= PROBLEM STATEMENT =
Every line with the word "法定代表人" in it should be extracted from the data that follows.

Entries from a dataset of interfaces:
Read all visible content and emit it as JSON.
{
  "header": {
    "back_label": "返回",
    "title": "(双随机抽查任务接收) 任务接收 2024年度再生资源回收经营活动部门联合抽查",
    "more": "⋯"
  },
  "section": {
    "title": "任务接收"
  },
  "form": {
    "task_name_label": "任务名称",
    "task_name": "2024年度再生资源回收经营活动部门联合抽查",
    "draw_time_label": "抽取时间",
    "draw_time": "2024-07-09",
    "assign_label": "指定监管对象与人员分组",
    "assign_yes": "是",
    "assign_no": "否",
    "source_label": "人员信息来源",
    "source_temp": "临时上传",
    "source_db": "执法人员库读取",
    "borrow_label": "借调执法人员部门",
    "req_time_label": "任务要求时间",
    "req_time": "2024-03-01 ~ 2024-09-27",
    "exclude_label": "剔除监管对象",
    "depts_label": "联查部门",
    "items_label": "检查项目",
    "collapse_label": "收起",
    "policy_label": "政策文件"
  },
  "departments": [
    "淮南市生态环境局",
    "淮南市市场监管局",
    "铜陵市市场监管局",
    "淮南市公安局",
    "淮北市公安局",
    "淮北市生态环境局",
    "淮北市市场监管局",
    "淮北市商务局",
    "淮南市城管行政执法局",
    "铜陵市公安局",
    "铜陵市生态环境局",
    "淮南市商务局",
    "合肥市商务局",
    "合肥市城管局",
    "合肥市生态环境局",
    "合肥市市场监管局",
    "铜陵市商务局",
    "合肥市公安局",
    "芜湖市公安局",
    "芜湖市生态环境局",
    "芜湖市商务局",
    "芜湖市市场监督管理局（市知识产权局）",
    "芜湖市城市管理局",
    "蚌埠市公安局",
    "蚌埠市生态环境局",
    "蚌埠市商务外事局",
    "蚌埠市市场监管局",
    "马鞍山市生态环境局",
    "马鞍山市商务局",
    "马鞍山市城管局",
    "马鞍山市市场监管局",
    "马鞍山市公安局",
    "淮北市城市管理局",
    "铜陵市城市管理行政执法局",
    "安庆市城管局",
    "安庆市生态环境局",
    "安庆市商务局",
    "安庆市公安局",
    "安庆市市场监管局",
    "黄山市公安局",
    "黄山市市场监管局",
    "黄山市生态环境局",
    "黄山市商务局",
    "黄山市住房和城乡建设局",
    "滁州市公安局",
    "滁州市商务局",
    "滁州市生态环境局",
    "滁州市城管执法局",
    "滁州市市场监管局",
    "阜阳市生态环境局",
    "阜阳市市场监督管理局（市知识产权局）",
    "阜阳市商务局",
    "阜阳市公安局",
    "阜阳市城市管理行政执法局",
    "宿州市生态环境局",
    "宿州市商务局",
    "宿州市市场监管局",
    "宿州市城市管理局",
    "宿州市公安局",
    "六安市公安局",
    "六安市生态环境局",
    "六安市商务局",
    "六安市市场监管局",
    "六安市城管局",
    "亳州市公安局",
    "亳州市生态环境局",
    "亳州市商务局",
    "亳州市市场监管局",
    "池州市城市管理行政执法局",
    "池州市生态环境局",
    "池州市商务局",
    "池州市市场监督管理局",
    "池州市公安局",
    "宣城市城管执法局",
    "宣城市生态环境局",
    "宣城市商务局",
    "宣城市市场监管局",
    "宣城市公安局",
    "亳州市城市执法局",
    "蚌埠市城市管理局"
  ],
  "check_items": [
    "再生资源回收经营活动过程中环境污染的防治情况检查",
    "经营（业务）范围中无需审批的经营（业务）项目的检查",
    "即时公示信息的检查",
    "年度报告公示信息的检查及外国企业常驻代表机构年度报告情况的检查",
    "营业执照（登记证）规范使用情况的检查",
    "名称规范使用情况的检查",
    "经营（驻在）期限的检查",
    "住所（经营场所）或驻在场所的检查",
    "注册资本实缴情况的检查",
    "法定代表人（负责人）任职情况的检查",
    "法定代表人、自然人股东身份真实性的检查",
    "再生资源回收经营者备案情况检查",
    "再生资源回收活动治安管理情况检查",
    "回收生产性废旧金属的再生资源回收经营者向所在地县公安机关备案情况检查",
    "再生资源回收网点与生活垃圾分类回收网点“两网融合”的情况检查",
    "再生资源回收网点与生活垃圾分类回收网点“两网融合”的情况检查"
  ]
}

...

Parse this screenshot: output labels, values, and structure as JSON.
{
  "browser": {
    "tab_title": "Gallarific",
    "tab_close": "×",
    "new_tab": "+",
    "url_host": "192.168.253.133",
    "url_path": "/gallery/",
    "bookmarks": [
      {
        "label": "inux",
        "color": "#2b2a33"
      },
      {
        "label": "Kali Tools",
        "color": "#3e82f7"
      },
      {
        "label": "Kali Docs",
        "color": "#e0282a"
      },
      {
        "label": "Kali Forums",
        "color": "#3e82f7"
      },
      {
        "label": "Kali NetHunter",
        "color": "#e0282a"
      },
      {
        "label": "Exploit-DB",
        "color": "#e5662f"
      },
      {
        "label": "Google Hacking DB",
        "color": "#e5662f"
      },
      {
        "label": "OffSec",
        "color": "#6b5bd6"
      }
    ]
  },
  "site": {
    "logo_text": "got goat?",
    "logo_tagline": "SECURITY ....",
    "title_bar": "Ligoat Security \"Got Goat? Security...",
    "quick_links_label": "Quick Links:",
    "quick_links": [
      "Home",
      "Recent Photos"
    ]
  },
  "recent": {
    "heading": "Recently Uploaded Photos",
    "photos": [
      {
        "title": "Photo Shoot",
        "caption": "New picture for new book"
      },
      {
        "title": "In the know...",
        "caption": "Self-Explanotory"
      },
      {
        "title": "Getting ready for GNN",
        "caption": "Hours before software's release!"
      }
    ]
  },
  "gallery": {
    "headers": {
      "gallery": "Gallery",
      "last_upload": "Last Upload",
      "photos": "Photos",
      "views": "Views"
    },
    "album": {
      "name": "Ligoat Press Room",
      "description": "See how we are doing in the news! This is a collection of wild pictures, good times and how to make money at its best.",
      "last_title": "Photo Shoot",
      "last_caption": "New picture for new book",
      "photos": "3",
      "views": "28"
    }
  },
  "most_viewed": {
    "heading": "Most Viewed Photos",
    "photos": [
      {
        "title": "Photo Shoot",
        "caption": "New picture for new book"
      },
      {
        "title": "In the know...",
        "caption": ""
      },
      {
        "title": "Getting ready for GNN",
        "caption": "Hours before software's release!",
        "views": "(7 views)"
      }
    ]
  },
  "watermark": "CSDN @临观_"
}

= ANSWER SECTION =
    "法定代表人（负责人）任职情况的检查",
    "法定代表人、自然人股东身份真实性的检查",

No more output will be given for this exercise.